• 5-HT2;
  • 5-HT7;
  • central pattern generator;
  • N-methyl-d,l-aspartate


Serotonin (5-HT) plays a critical role in locomotor pattern generation by modulating the rhythm and the coordinations. Pet-1, a transcription factor selectively expressed in the raphe nuclei, controls the differentiation of 5-HT neurons. Surprisingly, inactivation of Pet-1 (Pet-1−/− mice) that causes a 70% reduction in the number of 5-HT-positive neurons in the raphe does not impair locomotion in adult mice. The goal of the present study was to investigate the operation of the locomotor central pattern generator (CPG) in neonatal Pet-1−/− mice. We first confirmed, by means of immunohistochemistry, that there is a marked reduction of 5-HT innervation in the lumbar spinal cord of Pet-1−/− mice. Fictive locomotion was induced in the in vitro neonatal mouse spinal cord preparation by bath application of N-methyl-d,l-Aspartate (NMA) alone or together with dopamine and 5-HT. A locomotor pattern characterized by left–right and flexor–extensor alternations was observed in both conditions. Increasing the concentration of 5-HT from 0.5 to 5 μm impaired the pattern in Pet-1−/− mice. We tested the role of endogenous 5-HT in the NMA-induced fictive locomotion. Application of 5-HT2 or 5-HT7 receptor antagonists affected the NMA-induced fictive locomotion in both heterozygous and homozygous mice although the effects were weaker in the latter strain. This may be, at least partly, explained by the reduced expression of 5-HT2AR as observed by means of immunohistochemistry.
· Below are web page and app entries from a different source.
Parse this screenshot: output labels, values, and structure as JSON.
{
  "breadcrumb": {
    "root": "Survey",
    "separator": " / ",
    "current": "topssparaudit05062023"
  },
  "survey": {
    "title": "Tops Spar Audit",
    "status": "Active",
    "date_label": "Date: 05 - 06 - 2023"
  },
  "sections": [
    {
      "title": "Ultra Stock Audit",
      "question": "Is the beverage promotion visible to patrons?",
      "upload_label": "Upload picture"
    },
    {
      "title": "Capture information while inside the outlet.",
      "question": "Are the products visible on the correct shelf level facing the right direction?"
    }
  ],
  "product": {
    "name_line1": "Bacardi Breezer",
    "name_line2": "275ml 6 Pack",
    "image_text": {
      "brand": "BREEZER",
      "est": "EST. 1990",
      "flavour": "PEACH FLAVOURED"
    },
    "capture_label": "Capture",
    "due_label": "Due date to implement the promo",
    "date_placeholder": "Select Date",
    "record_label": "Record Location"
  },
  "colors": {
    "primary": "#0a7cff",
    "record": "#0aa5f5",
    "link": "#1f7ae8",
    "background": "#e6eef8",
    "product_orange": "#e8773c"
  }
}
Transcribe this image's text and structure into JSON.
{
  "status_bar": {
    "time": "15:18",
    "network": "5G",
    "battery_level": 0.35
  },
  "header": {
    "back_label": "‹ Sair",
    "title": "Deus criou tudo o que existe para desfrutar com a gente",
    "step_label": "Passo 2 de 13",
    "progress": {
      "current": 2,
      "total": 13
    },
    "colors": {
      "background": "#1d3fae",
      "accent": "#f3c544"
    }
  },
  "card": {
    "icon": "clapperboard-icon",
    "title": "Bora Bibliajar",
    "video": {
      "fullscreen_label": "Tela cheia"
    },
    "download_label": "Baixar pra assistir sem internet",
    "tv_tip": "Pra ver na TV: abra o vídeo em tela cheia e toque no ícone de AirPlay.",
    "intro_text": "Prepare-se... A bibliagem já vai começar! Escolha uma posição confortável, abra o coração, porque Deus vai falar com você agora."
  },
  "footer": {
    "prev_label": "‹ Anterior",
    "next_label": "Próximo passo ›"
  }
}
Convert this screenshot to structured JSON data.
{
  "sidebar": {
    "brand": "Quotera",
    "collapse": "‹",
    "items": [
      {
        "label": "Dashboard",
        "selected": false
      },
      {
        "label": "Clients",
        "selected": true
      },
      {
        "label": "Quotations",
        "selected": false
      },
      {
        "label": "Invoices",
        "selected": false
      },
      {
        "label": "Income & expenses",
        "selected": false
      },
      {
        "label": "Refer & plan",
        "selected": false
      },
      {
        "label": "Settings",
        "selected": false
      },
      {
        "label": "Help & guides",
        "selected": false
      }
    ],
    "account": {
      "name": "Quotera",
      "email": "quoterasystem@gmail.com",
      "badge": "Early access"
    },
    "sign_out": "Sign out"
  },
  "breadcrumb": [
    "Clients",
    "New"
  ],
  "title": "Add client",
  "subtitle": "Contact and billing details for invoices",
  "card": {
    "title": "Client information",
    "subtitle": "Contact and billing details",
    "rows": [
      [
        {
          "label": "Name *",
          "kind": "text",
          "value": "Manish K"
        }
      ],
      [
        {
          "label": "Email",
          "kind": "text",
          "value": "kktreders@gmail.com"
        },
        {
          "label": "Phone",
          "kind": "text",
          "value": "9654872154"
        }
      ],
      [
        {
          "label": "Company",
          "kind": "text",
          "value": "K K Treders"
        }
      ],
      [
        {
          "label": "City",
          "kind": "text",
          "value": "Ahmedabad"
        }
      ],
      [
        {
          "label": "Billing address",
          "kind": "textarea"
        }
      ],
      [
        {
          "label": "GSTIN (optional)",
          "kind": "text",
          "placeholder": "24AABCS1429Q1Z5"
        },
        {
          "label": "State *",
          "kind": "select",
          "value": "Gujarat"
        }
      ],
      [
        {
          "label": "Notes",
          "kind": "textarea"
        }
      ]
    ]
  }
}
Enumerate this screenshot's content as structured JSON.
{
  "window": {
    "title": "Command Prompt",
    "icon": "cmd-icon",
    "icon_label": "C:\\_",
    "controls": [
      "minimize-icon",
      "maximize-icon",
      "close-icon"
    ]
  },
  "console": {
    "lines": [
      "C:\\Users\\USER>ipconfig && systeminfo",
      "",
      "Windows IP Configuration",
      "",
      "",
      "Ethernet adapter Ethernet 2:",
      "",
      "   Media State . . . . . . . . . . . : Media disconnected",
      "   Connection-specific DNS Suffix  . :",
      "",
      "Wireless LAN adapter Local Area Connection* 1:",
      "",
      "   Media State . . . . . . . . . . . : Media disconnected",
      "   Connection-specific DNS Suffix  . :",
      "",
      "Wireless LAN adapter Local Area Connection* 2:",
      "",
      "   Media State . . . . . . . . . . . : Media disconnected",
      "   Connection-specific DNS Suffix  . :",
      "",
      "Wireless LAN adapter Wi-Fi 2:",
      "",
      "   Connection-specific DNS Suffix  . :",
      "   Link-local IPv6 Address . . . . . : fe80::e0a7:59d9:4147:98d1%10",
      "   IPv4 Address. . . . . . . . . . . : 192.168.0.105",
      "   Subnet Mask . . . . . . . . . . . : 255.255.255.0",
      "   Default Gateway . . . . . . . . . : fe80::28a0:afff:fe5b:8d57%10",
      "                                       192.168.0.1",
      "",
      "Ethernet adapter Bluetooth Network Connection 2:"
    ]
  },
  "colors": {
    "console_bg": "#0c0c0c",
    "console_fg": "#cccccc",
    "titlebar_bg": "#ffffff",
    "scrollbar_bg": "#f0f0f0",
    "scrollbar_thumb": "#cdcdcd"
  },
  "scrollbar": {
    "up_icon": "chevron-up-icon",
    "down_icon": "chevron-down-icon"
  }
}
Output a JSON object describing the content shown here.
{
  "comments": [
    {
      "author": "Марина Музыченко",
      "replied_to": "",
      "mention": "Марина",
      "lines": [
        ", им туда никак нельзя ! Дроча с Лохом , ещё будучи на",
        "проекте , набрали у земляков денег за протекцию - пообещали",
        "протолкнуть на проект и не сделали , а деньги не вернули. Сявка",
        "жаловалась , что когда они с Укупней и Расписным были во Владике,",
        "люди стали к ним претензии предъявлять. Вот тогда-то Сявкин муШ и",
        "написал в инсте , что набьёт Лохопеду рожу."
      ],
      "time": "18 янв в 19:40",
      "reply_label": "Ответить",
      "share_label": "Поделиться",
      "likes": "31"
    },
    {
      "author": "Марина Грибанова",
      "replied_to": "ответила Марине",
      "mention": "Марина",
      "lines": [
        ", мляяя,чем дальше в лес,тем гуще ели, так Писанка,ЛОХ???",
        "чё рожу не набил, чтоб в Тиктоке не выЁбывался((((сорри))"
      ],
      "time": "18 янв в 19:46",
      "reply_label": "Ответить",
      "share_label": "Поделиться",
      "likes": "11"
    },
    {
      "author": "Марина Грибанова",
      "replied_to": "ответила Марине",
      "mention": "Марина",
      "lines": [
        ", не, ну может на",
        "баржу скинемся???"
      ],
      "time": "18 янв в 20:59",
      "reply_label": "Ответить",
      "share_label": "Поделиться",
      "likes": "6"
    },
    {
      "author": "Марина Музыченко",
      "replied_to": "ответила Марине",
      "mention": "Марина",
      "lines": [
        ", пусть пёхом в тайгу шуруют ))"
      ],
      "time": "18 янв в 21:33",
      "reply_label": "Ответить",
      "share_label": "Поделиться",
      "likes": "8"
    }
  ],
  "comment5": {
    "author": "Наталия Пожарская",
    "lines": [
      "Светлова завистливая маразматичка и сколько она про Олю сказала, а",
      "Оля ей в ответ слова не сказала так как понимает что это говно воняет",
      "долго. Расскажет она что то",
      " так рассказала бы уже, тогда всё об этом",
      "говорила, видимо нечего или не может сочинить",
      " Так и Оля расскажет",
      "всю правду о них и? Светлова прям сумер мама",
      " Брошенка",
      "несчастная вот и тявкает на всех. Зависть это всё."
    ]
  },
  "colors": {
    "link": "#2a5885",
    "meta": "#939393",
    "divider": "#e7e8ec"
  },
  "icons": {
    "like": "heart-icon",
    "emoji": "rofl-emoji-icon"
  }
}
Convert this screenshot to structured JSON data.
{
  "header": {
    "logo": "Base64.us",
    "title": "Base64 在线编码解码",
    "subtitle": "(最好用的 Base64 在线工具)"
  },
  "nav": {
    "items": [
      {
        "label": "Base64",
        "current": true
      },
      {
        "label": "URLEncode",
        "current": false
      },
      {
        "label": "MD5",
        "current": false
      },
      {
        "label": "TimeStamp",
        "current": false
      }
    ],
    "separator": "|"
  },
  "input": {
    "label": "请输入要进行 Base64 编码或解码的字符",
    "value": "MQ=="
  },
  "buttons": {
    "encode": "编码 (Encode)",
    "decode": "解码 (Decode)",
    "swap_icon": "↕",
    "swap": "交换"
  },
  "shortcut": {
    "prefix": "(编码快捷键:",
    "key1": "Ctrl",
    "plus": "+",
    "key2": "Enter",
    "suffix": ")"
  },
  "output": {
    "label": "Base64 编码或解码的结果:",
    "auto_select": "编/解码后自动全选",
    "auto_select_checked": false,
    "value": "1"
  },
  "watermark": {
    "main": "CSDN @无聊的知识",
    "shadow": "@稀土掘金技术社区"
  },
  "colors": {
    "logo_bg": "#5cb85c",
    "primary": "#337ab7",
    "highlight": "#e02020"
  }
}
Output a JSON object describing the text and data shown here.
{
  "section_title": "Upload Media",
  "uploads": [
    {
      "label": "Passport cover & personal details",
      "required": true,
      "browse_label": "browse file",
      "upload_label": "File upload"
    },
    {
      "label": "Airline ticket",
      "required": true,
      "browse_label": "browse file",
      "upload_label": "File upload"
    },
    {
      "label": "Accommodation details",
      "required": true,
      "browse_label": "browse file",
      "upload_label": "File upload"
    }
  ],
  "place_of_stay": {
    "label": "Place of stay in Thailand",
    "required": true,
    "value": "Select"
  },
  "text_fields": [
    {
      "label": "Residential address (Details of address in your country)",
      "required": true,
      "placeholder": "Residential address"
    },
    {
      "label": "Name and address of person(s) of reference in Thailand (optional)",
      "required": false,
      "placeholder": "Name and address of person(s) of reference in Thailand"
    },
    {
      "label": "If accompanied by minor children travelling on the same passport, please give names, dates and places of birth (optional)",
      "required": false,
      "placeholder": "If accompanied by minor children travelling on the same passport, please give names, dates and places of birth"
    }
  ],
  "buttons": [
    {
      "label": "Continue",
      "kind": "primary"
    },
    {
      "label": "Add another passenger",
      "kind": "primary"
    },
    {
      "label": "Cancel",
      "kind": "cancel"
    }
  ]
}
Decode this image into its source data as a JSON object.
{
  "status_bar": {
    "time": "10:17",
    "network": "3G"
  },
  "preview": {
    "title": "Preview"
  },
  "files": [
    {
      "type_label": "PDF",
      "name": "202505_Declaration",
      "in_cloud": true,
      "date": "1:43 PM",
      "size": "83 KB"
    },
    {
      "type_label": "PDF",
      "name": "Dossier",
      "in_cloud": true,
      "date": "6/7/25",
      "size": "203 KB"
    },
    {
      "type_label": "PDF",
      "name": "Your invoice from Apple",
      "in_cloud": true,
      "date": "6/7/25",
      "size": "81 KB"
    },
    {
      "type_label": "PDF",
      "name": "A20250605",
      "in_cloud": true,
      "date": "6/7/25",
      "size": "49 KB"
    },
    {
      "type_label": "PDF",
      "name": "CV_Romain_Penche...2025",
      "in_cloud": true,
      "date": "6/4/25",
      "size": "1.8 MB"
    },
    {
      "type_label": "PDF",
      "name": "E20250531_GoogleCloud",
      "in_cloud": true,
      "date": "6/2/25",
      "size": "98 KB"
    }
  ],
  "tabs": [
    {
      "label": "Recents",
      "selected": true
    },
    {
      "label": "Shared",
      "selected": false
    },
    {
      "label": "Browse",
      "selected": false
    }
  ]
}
These results suggest that compensatory mechanisms take place in Pet-1−/− mice that make locomotion less dependent upon 5-HT.